A threat by Nigerian oil workers to go on strike could spell doom for Ghana's economy. This is because Ghana's economy depends on Nigeria for than 60 percent of oil supply. Not only does Nigeria supply the oil, she also provides 60 days grace period for payment, the best deal ever for Ghana on the international oil market.
Trouble started when workers at WASCO, a Malaysian-owned oil services firm based in Port Harcourt, launched a strike to demand the resignation of two expatriates who they alleged had maltreated the local staff.
Although the stoppage is still confined to WASCO, the two unions - NUPENG and PENGASSAN have threatened to extend it to other foreign oil companies in Nigeria, Africa's largest producer and the world's sixth biggest exporter if the dispute is not resolved urgently.

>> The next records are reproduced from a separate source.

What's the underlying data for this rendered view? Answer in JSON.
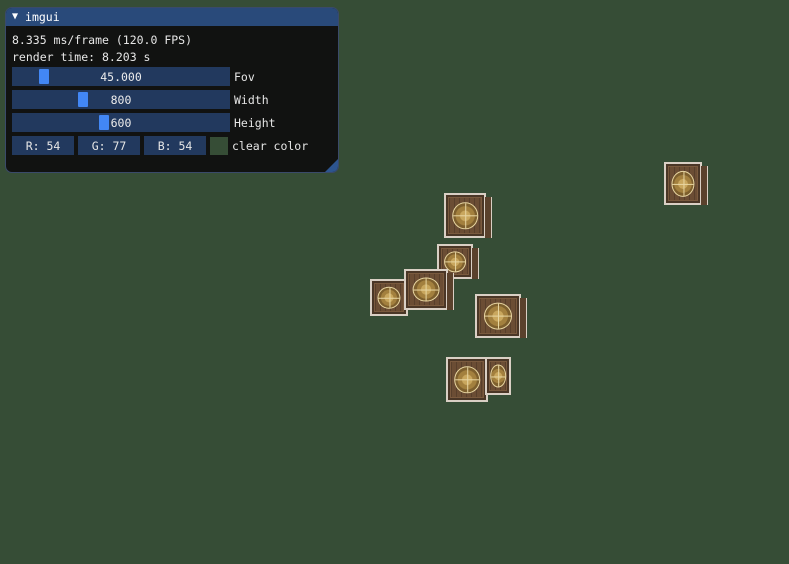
{
  "window": {
    "title": "imgui",
    "collapse_glyph": "▼",
    "stats": {
      "frame_time": "8.335 ms/frame (120.0 FPS)",
      "render_time": "render time: 8.203 s"
    },
    "controls": {
      "fov": {
        "value": "45.000",
        "label": "Fov",
        "fraction": 0.15
      },
      "width": {
        "value": "800",
        "label": "Width",
        "fraction": 0.33
      },
      "height": {
        "value": "600",
        "label": "Height",
        "fraction": 0.42
      },
      "clear_color": {
        "r_text": "R: 54",
        "g_text": "G: 77",
        "b_text": "B: 54",
        "label": "clear color",
        "swatch_color": "#364d36"
      }
    }
  },
  "scene": {
    "background_color": "#364d36",
    "object_name": "crate"
  }
}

Last Thursday a meeting to avert the potentially damaging strike was said to have ended without agreement. "We are continuing with the meeting this morning after adjourning last night," General secretary of the white-collar oil workers union PENGASSAN Mojibayo Fadakinte told Nigerian journalists.

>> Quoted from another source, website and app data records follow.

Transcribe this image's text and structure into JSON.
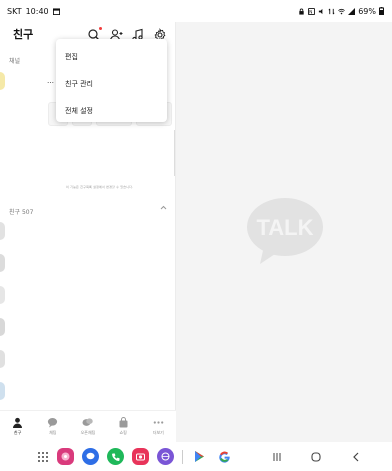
{
  "status_bar": {
    "carrier": "SKT",
    "time": "10:40",
    "battery": "69%"
  },
  "app": {
    "title": "친구",
    "sections": {
      "channel_label": "채널",
      "friends_label": "친구 507"
    },
    "fine_print": "이 기능은 친구목록 설정에서 변경할 수 있습니다."
  },
  "popup_menu": {
    "items": [
      "편집",
      "친구 관리",
      "전체 설정"
    ]
  },
  "tabs": [
    {
      "label": "친구",
      "icon": "person-icon",
      "active": true
    },
    {
      "label": "채팅",
      "icon": "chat-bubble-icon",
      "active": false
    },
    {
      "label": "오픈채팅",
      "icon": "open-chat-icon",
      "active": false
    },
    {
      "label": "쇼핑",
      "icon": "shopping-bag-icon",
      "active": false
    },
    {
      "label": "더보기",
      "icon": "more-icon",
      "active": false
    }
  ],
  "right_pane": {
    "logo_text": "TALK"
  },
  "colors": {
    "logo": "#e2e2e2",
    "accent_red": "#f23c3c",
    "background": "#f4f4f4"
  },
  "dock": {
    "apps": [
      "apps-grid-icon",
      "blossom-app-icon",
      "messages-icon",
      "phone-icon",
      "camera-icon",
      "internet-icon",
      "play-store-icon",
      "google-icon"
    ]
  }
}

The meeting, which began in the southern oil city of Port Harcourt last Tuesday, was called by the labour ministry to avert a strike that could disrupt Nigeria's exports of some 2.5 million barrels of crude oil per day. At press time last Friday, the signals were not clear.

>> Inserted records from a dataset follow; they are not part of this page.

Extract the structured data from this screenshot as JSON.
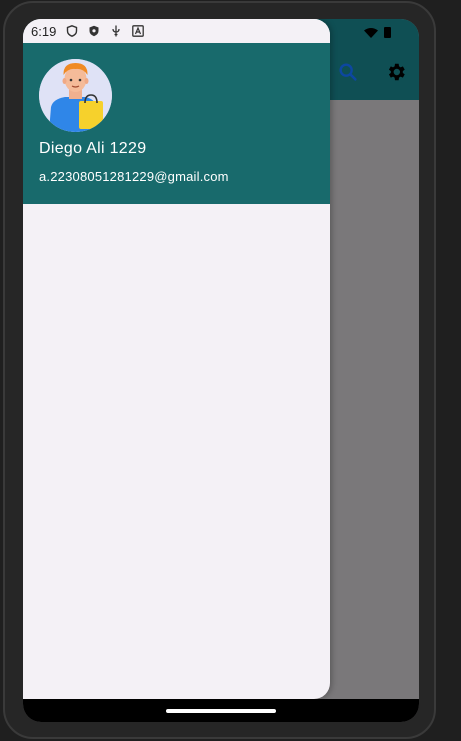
{
  "status_bar": {
    "time": "6:19",
    "icons": [
      "shield-outline-icon",
      "shield-filled-icon",
      "usb-icon",
      "text-a-icon"
    ],
    "right_icons": [
      "wifi-icon",
      "battery-icon"
    ]
  },
  "app_bar": {
    "actions": [
      "search-icon",
      "settings-icon"
    ]
  },
  "drawer": {
    "header": {
      "avatar": "avatar-shopper-icon",
      "name": "Diego Ali 1229",
      "email": "a.22308051281229@gmail.com"
    }
  },
  "colors": {
    "drawer_header": "#186a6c",
    "drawer_bg": "#f4f1f6",
    "scrim": "#7a787a"
  }
}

An oil sector strike in Nigeria is bound to put further pressure on the international oil price, already hovering around 50 dollars ahead of the Iraq elections and ongoing northern winter supply concerns. For Ghana, high Inflation could well bounce back, as fuel price increases loom.